▶ **Exercise objective**:
Repeat the data that follows, keeping every character intact.

▶ **Data supplied**:
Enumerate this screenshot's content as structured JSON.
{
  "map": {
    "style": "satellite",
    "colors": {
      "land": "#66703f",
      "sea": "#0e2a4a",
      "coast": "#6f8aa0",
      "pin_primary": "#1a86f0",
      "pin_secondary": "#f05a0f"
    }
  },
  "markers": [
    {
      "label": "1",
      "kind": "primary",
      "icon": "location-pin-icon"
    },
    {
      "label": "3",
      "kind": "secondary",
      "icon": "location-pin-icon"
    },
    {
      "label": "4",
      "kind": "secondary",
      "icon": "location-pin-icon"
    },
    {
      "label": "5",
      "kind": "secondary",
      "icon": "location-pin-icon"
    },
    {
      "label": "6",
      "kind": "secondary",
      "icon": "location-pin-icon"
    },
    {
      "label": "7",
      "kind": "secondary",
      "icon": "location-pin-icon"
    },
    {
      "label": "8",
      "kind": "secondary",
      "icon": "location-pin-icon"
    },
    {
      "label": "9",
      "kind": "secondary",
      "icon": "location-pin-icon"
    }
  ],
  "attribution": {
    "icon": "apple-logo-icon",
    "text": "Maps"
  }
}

▶ **Reply to the exercise**:
Enumerate this screenshot's content as structured JSON.
{
  "map": {
    "style": "satellite",
    "colors": {
      "land": "#66703f",
      "sea": "#0e2a4a",
      "coast": "#6f8aa0",
      "pin_primary": "#1a86f0",
      "pin_secondary": "#f05a0f"
    }
  },
  "markers": [
    {
      "label": "1",
      "kind": "primary",
      "icon": "location-pin-icon"
    },
    {
      "label": "3",
      "kind": "secondary",
      "icon": "location-pin-icon"
    },
    {
      "label": "4",
      "kind": "secondary",
      "icon": "location-pin-icon"
    },
    {
      "label": "5",
      "kind": "secondary",
      "icon": "location-pin-icon"
    },
    {
      "label": "6",
      "kind": "secondary",
      "icon": "location-pin-icon"
    },
    {
      "label": "7",
      "kind": "secondary",
      "icon": "location-pin-icon"
    },
    {
      "label": "8",
      "kind": "secondary",
      "icon": "location-pin-icon"
    },
    {
      "label": "9",
      "kind": "secondary",
      "icon": "location-pin-icon"
    }
  ],
  "attribution": {
    "icon": "apple-logo-icon",
    "text": "Maps"
  }
}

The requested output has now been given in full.